__What to do__. Filter the material below so that only lines containing "blog" remain.

__Data to process__.
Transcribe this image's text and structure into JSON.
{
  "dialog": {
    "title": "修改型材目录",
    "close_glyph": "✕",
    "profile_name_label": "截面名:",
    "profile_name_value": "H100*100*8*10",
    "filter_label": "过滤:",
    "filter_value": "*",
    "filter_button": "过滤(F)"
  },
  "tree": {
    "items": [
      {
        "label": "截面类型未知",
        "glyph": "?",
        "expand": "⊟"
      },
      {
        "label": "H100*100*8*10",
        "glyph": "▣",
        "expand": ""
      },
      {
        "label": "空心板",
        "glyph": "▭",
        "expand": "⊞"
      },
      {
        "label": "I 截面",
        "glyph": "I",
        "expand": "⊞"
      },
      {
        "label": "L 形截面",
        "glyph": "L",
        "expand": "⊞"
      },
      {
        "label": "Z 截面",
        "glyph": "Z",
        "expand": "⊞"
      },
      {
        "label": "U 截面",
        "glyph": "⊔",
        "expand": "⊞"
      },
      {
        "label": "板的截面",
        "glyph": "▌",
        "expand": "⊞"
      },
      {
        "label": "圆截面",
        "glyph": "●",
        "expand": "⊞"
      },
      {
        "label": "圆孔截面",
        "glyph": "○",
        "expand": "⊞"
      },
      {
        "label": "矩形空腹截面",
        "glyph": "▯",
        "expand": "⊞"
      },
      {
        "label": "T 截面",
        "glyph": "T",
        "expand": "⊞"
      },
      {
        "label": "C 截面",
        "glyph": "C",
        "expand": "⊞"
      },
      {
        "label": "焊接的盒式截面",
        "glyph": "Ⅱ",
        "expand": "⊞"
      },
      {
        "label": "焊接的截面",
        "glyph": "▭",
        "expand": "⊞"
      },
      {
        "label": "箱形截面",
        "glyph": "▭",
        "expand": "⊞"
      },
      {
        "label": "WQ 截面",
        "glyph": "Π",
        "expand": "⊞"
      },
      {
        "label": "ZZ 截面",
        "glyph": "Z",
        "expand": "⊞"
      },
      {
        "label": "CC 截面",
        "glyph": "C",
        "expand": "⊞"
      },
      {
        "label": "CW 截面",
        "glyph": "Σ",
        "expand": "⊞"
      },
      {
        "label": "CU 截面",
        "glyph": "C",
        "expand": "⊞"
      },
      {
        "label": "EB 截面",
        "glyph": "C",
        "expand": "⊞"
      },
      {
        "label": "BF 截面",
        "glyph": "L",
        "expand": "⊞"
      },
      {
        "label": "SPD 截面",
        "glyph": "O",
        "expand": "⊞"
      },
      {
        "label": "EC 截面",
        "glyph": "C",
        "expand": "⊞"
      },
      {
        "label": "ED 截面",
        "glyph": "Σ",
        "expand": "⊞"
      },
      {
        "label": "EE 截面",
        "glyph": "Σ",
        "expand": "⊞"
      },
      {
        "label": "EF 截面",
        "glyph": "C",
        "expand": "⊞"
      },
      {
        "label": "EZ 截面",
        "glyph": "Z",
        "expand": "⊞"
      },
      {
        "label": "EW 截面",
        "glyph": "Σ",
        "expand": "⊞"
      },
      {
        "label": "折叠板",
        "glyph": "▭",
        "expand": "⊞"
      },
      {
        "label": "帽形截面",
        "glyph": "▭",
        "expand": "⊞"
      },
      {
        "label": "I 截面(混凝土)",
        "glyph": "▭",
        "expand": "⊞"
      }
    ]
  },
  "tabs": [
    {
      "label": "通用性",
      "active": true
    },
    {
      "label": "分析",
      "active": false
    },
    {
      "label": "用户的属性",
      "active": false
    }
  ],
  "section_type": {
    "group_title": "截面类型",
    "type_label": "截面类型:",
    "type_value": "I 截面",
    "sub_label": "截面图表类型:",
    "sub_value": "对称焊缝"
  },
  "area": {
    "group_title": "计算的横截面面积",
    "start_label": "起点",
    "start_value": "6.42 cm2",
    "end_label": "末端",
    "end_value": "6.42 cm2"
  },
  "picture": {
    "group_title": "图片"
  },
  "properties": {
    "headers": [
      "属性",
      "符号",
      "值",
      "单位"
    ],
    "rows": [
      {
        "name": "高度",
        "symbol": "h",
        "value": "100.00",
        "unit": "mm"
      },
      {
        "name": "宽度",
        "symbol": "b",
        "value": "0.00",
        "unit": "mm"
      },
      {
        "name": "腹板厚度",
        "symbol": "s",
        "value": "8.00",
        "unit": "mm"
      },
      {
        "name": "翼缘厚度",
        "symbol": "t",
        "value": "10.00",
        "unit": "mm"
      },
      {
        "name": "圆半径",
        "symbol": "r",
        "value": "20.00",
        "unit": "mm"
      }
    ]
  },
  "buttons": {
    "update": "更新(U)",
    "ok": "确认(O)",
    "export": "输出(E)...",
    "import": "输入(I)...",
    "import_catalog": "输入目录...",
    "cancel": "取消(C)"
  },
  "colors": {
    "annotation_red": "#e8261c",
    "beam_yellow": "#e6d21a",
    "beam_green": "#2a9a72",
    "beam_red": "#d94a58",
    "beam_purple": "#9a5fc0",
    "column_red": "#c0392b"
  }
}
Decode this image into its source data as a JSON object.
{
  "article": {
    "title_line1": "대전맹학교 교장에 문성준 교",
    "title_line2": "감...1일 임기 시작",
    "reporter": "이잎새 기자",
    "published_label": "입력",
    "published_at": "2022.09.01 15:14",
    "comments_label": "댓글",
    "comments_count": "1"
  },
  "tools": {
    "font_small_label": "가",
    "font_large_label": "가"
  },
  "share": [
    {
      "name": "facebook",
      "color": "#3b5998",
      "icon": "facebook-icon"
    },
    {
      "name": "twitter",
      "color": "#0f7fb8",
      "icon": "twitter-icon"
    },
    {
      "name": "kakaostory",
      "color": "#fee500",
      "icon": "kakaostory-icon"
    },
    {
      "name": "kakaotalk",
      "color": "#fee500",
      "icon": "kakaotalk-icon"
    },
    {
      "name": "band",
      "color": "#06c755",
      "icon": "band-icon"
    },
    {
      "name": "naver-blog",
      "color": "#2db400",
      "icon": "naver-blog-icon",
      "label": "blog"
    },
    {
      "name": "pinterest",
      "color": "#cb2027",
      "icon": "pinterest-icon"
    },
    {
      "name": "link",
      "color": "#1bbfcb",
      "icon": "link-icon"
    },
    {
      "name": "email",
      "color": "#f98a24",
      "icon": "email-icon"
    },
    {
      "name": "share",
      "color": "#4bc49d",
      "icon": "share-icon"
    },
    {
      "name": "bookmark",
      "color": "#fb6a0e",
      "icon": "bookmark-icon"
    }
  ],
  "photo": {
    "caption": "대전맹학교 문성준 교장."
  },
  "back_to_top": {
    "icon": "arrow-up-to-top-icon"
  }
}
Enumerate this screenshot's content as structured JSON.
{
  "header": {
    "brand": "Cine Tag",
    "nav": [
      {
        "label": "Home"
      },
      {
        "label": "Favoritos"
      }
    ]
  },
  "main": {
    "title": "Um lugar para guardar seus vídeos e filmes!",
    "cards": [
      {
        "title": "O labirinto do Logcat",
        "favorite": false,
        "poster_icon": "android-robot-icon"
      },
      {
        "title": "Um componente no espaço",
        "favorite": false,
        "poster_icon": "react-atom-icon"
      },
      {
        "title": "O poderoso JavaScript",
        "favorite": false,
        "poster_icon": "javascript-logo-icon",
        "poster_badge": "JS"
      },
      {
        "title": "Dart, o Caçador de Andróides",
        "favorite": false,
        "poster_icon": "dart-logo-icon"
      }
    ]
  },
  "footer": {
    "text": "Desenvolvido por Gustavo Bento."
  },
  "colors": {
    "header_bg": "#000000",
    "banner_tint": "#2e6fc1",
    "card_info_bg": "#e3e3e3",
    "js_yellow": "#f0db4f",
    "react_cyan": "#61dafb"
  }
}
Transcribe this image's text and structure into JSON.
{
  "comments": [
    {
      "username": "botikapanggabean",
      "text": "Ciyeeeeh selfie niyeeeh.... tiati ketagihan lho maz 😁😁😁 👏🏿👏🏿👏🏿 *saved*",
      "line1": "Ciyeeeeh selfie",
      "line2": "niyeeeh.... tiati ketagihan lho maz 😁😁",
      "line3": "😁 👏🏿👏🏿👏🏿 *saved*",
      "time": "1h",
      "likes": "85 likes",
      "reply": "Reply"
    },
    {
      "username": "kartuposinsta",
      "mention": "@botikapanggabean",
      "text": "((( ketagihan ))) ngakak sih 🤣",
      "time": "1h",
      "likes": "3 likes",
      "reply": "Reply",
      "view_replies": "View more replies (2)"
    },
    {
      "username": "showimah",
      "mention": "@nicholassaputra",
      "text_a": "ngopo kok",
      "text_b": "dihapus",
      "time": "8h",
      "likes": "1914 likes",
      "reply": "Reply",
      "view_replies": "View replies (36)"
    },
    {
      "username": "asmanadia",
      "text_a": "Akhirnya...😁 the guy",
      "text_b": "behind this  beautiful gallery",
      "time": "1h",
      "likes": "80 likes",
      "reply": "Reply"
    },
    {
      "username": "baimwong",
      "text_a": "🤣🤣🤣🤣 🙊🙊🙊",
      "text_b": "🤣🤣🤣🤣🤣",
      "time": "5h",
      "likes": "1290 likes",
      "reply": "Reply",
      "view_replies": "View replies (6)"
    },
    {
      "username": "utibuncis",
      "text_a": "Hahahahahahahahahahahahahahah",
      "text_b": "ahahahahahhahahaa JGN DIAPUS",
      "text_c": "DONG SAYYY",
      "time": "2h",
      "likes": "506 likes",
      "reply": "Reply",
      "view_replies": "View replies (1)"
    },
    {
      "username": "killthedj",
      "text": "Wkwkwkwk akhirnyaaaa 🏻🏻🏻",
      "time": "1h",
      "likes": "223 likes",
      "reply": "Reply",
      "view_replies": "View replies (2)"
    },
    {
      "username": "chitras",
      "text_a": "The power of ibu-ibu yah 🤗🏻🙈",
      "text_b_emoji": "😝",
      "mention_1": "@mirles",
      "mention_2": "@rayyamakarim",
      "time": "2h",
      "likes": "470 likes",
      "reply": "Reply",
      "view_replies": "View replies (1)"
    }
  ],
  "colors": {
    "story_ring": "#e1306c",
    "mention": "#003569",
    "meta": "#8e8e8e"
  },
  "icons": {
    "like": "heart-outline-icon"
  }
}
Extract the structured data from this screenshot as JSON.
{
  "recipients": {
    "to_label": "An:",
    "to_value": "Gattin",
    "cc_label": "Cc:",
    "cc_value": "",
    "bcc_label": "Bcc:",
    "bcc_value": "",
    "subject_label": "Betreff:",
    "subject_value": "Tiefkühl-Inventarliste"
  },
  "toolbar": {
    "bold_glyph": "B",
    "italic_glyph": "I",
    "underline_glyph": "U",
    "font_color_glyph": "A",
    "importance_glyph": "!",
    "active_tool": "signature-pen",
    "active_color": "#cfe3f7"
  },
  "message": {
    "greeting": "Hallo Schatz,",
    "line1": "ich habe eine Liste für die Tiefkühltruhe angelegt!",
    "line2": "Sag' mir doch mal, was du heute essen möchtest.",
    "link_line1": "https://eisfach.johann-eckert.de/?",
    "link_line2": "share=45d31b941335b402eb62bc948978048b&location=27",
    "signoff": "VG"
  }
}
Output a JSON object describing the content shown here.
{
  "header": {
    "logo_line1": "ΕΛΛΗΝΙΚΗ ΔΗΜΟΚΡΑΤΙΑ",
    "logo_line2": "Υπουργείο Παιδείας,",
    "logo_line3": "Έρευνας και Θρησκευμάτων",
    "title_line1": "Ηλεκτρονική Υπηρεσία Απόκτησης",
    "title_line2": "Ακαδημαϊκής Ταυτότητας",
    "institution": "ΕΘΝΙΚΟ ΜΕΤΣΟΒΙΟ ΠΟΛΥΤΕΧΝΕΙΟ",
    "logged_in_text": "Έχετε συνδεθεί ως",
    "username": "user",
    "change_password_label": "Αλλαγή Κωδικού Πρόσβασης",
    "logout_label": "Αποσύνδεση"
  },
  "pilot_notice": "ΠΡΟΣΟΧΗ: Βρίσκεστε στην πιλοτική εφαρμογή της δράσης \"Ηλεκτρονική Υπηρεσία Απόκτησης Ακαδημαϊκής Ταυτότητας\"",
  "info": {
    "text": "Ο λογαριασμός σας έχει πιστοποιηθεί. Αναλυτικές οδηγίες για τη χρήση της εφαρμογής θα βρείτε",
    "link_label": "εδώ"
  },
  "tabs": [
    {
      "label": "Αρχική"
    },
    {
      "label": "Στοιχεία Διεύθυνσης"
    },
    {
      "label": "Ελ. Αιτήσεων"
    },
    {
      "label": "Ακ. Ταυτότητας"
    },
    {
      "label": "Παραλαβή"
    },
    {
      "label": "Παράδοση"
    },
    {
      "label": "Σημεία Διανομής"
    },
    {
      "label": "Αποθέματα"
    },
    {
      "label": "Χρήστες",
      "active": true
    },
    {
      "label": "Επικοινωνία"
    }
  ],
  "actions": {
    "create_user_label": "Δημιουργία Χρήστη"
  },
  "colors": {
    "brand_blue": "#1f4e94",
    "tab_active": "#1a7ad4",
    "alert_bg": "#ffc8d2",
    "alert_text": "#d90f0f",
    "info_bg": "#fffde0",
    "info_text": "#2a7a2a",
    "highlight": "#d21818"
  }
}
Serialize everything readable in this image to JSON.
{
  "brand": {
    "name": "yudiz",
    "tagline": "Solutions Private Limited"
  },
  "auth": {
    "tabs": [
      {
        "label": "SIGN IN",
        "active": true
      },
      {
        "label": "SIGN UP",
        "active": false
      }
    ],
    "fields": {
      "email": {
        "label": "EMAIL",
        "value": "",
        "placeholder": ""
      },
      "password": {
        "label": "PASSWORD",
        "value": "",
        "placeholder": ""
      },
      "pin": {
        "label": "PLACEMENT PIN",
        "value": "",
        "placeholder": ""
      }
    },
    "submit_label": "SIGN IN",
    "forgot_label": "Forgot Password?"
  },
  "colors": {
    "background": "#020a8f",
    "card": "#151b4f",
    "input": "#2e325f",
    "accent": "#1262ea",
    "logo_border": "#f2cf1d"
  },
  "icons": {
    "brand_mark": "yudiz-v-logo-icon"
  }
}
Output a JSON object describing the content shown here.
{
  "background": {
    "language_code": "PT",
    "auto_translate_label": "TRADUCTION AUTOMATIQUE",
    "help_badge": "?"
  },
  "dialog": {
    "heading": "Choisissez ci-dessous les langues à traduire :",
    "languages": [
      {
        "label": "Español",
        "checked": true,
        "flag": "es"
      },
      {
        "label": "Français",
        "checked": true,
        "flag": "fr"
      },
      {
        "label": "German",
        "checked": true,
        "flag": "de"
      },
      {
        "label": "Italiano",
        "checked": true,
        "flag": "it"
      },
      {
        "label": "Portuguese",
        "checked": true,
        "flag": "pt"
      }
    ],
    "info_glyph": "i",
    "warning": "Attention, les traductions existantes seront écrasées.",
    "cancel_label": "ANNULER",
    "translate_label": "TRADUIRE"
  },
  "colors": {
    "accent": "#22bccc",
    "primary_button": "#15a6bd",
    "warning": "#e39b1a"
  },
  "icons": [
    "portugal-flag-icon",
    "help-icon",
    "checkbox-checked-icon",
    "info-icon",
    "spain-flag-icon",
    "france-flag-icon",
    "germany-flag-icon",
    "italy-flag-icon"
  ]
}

__Output of the exercise__.
      "name": "naver-blog",
      "icon": "naver-blog-icon",
      "label": "blog"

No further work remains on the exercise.